Duane Bobick, who was been trying to regain his creditability in the ring ever since he was knocked out in the 1972 Munich Olympics by Teofilo Stevenson of Cuba, gets his big chance Wednesday night.
Bobick will face Ken Norton, the top-ranked contender to Muhammad Ali's heavyweight title, in a 12-rounder at Madison Square, Garden.
NBC (WRC-TV-4) will begin its telecast at 9 p.m., with the features match scheduled to start sometime after 10 p.m.
Although unbeaten in 38 professional fights, Bobick has not been regarded as a serious challenger because most of his opponents have not been high-caliber fighters. The powerful Norton, who lost a controversial decision to Ali last September, is an 11-to-5 favorite.
Norton scaled 222 3/4 pounds to Bobick's 215 1/2 at today's ceremonial weigh-in. Both have spoken of the fight being a steppingstone to a championship bout with Ali, taking for granted that the titleholder will have no trouble with Alfredo Enganelista Monday at Capital Center in Largo Md.
George Foreman, at least temporarily, is out of the title, having announced his retirement aften an upset loss to Jimmy Young. Curiously, neither Norton nor Bobick has expressed any interest in fighting Young; nor has Ali, who won a disputed decision over Young on April 30, 1976, at Capitol Centre.
Bobick has tried to play down the image of being another "Great White Hope," particularly since Frazier owns his contract; Eddie Futch, his manager of record, Murphy Griffith (uncle of boxer Emile) and Georgie Benton of his camp are all black.
But there is no question that the racial aspect is part of the attraction of the bout. That is why Ali says he wants Bobick to win, envisioning a big gate.
Norton's best hope of winning is to put Bobick away early or to exploit the Minnesotan's susceptibility to cuts. Norton is a sharp if not paralyzing puncher. Bobick figures to give him trouble by crowding him, not giving him punching room, and sapping his energy with body punishment.
Norton is said to have caught Ali out of condition in March, 1973, when he decisioned Ali and broke Norton five months later and appeared to be given the benefit of being champion when he was awarded a decision over Norton last Septmeber.

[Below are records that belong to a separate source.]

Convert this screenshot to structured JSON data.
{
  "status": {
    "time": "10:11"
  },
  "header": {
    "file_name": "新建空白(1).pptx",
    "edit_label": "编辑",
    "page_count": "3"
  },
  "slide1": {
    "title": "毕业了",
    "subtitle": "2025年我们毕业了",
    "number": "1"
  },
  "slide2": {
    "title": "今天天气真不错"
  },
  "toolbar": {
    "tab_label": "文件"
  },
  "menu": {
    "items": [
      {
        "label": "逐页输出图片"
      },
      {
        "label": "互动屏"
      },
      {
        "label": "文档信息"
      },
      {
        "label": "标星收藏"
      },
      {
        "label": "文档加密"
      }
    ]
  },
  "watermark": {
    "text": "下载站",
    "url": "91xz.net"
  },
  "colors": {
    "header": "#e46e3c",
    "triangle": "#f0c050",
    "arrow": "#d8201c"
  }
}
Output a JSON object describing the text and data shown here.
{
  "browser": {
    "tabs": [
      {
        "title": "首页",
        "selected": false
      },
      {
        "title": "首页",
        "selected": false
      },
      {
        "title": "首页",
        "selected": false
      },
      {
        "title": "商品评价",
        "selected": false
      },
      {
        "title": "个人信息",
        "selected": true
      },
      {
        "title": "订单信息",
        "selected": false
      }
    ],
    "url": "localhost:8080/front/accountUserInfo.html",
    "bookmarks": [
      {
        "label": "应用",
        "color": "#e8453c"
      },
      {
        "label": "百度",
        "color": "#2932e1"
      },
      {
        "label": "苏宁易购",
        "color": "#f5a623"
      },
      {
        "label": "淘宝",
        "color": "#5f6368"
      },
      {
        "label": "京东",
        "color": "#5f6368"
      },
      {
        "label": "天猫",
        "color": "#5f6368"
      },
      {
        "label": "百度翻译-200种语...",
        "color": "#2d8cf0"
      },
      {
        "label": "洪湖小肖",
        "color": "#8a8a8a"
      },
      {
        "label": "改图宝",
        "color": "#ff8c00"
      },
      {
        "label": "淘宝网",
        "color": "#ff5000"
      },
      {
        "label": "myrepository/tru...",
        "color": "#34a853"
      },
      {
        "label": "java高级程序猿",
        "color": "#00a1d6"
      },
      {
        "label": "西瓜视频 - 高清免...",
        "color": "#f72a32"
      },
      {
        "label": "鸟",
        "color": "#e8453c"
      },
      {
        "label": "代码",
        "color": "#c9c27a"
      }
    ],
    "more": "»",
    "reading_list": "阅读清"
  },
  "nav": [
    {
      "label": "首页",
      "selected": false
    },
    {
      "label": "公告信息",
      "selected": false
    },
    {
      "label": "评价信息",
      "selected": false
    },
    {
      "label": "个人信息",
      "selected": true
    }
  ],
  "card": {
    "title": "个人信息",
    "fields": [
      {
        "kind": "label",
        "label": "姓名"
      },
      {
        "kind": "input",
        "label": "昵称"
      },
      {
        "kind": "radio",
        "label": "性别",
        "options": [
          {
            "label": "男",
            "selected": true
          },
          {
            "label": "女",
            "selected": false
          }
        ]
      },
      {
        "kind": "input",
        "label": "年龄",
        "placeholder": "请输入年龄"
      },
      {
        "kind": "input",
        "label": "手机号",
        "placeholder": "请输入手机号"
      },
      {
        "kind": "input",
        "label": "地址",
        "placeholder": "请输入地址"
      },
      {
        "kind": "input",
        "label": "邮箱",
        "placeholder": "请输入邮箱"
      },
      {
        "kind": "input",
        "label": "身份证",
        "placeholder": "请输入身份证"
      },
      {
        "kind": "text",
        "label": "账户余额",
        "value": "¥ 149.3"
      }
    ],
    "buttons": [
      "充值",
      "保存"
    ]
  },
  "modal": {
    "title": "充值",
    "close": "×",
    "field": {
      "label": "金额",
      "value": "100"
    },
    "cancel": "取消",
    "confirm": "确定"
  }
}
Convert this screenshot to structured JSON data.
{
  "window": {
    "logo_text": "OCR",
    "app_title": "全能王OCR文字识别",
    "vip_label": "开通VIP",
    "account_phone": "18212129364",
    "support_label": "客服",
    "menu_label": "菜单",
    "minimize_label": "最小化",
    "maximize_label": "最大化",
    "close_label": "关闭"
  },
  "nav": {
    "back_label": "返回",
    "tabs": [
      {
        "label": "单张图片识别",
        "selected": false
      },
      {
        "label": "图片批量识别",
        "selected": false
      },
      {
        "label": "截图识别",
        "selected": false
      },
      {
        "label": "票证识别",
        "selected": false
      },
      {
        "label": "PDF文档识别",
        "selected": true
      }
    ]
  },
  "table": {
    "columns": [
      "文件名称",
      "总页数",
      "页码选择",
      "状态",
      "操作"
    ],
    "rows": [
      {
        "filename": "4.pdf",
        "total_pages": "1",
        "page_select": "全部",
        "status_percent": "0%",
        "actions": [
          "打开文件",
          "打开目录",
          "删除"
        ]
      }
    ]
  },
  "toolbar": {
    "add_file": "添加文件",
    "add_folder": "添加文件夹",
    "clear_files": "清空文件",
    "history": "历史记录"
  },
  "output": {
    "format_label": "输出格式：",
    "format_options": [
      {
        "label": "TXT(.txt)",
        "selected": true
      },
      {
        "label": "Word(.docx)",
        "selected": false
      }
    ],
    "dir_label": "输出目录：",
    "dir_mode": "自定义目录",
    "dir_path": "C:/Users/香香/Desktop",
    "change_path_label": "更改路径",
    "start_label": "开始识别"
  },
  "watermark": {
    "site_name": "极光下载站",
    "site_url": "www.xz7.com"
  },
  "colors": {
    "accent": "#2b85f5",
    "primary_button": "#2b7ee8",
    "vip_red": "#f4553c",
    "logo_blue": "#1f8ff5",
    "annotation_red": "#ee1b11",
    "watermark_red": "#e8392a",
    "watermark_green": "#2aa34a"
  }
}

NBC will announce the scoring by the refree and two judges between rounds as well as at the finish. Fortunately, for the ring officials, the round-by-round results will not be made known in the Garden.
The network is making another departure from custom by not blacking out New York City. NBC executive vice president Al Rush said last week, "We expect big ratings."
The wonder is how the Garden can pay Norton $500,000 and Bobick $250,000 and still show the fight on home television.
A source close to the promotion suggested that NBC had agreed to pay the Garden for empty seats up to nearly 80 per cent of capacity, for the privilege of guaranteeing sponsors exposure to New York's 8 million population.
Mike Burke, president of the Garden, was asked if he were not taking a financial risk. He had said the Garden was scaled to do only $500,000 at the gate if sold out, with seats going at $50, $30, $20 and $10.
Burke said there was no such underwriting of seats by NBC. "We bought the fight and sold it to NBC. We won't get killed financially because we got a good-enough contract from NBC so we won't."
Rush would not say how much NBC paid the Garden, nor would Burke. But another source said it was $1.3 million.
A spokesman for the Garden said there was about $150,000 in advance sales by Friday. By Monday, most of the top-priced seats were sold. The Garden is hoping for a crowd of about 10,000.